How to safely store lithium batteries
At some point in your life, you may have been told by a respectable adult a piece of advice that is simply patently false. Your hair doesn’t grow back faster and thicker after you shave it. Your tongue does not have specific areas for different “types” of taste buds. I’ve also recently discovered that many people store their batteries in the refrigerator, presumably because some well intentioned science teacher taught them colder temperatures slow down the rate of energy discharge. While the science behind the idea is true, most battery manufacturers recommend against storing your batteries in the fridge for numerous reasons related to safety.
So if you shouldn’t keep your batteries next to the mayonnaise, where should they be stored? Below, CellBlock FCS has prepared some general tips for lithium battery storage safety.
Keep battery terminals from touching
The single most important step when storing lithium batteries is to ensure the battery terminals are not in contact with any metals or other battery terminals. Your batteries (and devices containing them) should be held in a stable cabinet, locker, or shelf that will not be bumped or jostled by machinery or personnel. This will prevent your batteries from becoming displaced, thereby keeping the terminals untouched. Consider using battery terminal covers where applicable for added protection. Or just keep them in the original packaging, if that’s practical for you.
Lastly, to prevent them from touching, keep your batteries well separated, like an angry father would separate rambunctious children in the backseat of a station wagon during a road trip. Sometimes, a lack of space might force you to stack them (the batteries, not the hypothetical children), but if stacking can be avoided, great. If not, place them in such a way that they will not be disturbed by movement, and do not place any other objects on top of them.
Separate batteries by age and type
Sorry folks. In the interest of safety, you might have to do some organization. We promise it will be okay.
Separating batteries by type just makes sense because a box or shelf riddled with randomly scattered cells of all sizes and shapes sounds like an unruly breed of chaos that I personally don’t have the emotional capacity to process. Not to mention, segregating your batteries by type simplifies the process of preventing the ends from touching.
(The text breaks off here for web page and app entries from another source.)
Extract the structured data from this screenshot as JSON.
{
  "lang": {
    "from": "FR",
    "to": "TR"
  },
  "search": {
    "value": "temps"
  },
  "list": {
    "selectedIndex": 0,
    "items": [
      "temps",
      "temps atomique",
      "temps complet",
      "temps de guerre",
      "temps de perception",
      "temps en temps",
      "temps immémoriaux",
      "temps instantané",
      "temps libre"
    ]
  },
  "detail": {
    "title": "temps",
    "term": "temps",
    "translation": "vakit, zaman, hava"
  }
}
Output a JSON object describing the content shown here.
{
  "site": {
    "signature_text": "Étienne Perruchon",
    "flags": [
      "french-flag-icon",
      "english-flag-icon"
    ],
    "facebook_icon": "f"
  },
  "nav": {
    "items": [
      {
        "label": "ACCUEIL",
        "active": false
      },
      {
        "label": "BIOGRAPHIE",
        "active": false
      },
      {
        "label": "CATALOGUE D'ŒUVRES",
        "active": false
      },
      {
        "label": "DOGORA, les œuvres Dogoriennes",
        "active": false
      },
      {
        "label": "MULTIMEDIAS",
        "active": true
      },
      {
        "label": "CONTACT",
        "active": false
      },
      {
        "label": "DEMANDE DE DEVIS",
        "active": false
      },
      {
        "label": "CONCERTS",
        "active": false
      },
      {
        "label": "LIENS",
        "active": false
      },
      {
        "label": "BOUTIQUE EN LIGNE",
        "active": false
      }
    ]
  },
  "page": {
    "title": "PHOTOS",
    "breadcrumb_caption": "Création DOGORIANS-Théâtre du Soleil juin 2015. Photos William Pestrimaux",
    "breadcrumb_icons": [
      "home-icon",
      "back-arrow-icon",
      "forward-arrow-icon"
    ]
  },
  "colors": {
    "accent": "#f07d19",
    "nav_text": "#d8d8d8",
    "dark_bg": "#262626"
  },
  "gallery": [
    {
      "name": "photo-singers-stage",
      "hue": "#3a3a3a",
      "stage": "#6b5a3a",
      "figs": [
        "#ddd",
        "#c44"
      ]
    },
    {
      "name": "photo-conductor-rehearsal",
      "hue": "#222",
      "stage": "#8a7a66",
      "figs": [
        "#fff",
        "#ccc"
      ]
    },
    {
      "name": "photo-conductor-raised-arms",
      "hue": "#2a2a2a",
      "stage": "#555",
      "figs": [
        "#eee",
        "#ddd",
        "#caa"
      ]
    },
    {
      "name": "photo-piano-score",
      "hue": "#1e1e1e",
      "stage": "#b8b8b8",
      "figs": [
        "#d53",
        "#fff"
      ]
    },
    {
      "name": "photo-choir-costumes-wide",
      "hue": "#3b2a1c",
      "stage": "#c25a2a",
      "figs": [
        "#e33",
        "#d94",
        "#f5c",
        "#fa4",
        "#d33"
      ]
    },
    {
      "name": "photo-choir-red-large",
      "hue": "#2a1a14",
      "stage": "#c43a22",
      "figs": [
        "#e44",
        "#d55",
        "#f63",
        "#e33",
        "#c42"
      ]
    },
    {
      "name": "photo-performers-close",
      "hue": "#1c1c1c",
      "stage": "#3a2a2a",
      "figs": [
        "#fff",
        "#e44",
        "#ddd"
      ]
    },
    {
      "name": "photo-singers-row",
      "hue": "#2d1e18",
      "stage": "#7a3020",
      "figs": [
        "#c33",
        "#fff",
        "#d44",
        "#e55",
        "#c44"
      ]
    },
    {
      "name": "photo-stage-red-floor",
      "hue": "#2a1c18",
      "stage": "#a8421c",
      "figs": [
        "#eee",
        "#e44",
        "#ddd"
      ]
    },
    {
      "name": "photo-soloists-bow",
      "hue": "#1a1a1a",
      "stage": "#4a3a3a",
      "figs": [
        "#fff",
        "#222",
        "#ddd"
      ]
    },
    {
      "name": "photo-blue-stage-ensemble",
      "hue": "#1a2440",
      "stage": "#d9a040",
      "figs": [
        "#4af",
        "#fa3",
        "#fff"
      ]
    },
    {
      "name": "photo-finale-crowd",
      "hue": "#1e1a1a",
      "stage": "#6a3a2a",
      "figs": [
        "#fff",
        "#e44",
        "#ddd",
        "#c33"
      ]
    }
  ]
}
Separating your batteries by their age is also an important safety measure, albeit much less obvious. Generally speaking, the weakest battery is the limiting factor in your device’s performance. Your remote might fail to generate a signal, or your emergency flashlight might flicker with a lower brightness if at least one battery is weak. What’s worse is that mixing new and old batteries can be dangerous.
The chemical reaction that occurs inside a battery outputs a constant voltage. The speed of this reaction is dependent on the internal resistance of the battery. As a battery is used, the resistance rises. This resistance essentially causes the battery to heat up as the fresh battery forces energy through the older battery, which may cause the older battery to overheat or even leak. Plus, the fresh battery loses its energy at a much faster rate, which is far from efficient.
If you keep track of how long you’ve had your batteries, you’re more likely to safely get a full use out of them. Write labels on the packaging of your batteries, or simply leave the receipts with your batteries so you can remember the date of purchase.
Store batteries in a mild, dry climate
The word “climate” here makes it sound like batteries have a preferred natural habitat or ecosystem, but you know what we mean. The environment in which your batteries reside should be a mild one. Batteries should be stored away from sunlight, heat, and humidity. Keep the storage area ventilated and dry, and maintain a relatively steady temperature. The ideal battery storage temperature is around 59℉, but most room temperatures will suffice. Unless your room is outside of the –40°F to 122°F range for some reason, in which case, we must assume you live in either an igloo or a volcano, and we cannot realistically recommend battery storage anywhere within your home.
For maximum safety, use a battery storage cabinet
If your business requires a sizable cache of batteries to power equipment and devices, or if storing large tool batteries is necessary for your daily operations, you might want to consider a dedicated battery storage cabinet to optimize worker safety. This might sound like a crazy coincidence, but CellBlock just so happens to manufacture those.
CellBlock battery cabinets are lined with our proprietary fire liner: CellBlockEX. This dry, fire extinguishing media provides both insulation and fire-suppression to keep your assets and personnel safe from hazardous lithium-ion battery fires. They can even come outfitted with access ports to charge your devices while reducing the risk of thermal events.
For a customized battery storage solution that’s right for your business, contact CellBlock FCS today.